:: Try it ::
Return every line from the records below that has the word "Extract".

(Exercise input begins)

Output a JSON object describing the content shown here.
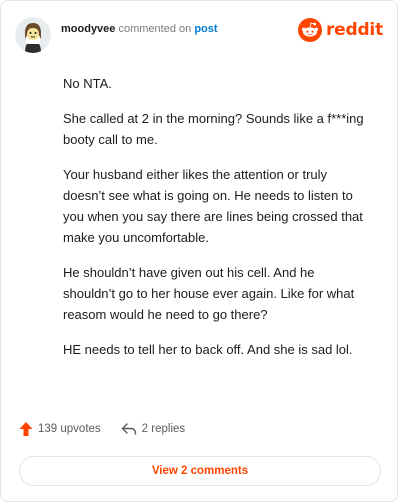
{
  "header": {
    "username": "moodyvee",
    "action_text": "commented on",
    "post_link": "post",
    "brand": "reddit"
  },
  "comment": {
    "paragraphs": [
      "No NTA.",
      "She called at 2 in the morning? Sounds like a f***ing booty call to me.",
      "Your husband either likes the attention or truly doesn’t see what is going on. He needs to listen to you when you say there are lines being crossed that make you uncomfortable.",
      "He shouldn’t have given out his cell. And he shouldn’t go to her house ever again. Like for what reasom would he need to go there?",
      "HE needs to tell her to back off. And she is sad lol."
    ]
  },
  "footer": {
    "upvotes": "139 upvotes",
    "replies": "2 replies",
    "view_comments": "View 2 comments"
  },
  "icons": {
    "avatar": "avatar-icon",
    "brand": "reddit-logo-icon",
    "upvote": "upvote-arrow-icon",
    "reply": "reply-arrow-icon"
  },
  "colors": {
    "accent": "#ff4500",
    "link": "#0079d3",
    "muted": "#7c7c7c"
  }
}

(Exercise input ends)
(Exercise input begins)

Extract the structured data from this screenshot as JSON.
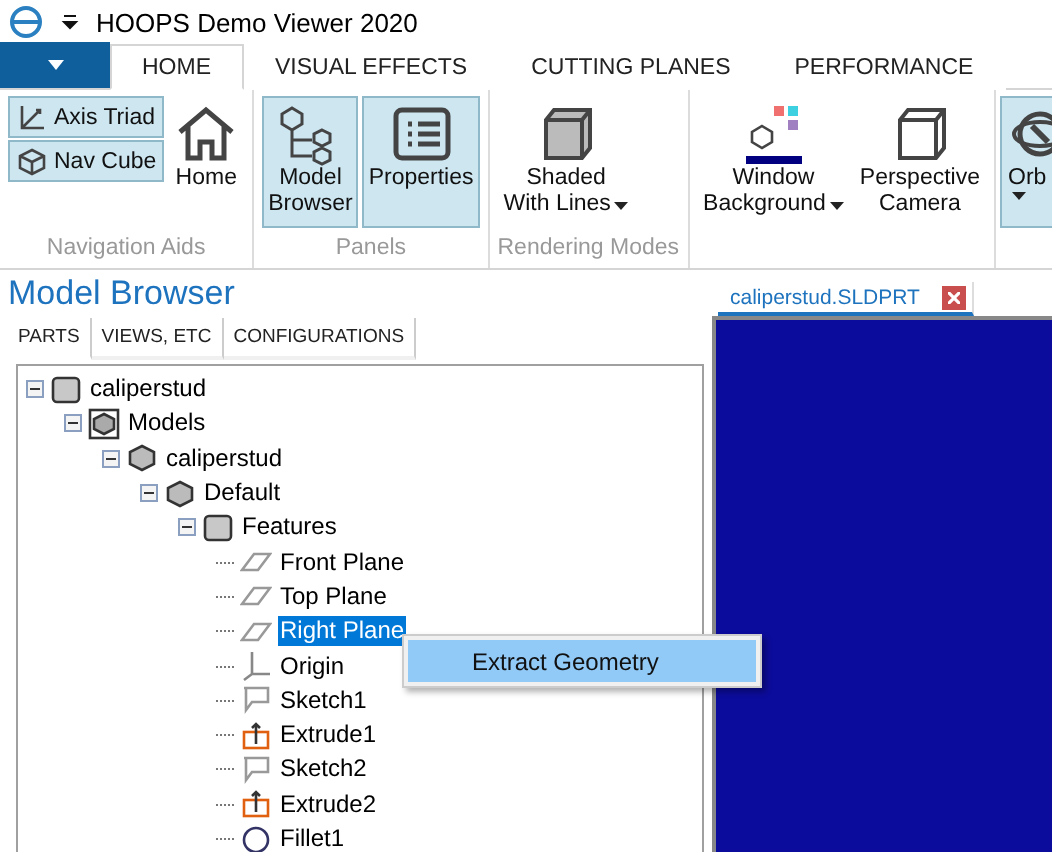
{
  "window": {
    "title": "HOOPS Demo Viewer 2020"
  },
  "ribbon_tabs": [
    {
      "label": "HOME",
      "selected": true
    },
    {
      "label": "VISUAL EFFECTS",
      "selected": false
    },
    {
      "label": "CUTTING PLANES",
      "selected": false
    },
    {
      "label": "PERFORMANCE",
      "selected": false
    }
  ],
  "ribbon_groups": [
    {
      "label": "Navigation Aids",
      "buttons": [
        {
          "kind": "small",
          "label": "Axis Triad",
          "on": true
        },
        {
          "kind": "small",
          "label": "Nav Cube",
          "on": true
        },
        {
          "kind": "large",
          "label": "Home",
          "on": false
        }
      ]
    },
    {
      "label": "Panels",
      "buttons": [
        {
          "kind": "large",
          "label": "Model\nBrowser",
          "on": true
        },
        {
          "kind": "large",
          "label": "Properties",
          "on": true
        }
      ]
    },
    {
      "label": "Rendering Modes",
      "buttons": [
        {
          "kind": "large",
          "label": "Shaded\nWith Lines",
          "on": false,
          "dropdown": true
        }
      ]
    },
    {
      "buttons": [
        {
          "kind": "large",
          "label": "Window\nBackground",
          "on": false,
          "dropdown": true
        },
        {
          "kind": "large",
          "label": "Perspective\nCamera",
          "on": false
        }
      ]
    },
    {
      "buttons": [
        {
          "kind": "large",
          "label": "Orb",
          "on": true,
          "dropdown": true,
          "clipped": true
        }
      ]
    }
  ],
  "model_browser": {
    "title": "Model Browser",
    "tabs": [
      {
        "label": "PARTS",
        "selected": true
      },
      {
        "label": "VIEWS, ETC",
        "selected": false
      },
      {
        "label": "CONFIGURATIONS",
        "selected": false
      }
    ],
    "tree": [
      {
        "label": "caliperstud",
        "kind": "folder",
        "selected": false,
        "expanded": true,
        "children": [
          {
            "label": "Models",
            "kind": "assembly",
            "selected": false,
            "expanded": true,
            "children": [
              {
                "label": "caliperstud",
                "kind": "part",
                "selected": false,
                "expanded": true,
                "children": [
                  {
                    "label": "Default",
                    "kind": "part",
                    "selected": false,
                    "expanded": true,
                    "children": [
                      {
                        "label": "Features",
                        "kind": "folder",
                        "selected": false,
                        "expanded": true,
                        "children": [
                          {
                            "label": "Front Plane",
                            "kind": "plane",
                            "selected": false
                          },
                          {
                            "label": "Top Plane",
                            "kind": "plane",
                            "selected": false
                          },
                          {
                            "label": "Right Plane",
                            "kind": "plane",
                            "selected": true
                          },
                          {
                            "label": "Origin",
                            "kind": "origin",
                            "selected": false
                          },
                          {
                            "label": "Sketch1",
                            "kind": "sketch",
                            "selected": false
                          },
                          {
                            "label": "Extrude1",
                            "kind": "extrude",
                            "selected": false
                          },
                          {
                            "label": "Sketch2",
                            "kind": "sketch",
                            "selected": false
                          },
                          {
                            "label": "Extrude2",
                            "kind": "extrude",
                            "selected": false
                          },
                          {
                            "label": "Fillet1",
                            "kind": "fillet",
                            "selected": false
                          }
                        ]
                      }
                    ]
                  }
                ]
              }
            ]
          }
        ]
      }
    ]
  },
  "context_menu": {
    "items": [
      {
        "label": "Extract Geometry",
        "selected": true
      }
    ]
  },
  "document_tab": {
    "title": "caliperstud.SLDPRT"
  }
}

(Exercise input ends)

:: Response ::
Extract the structured data from this screenshot as JSON.
        "label": "Extract Geometry",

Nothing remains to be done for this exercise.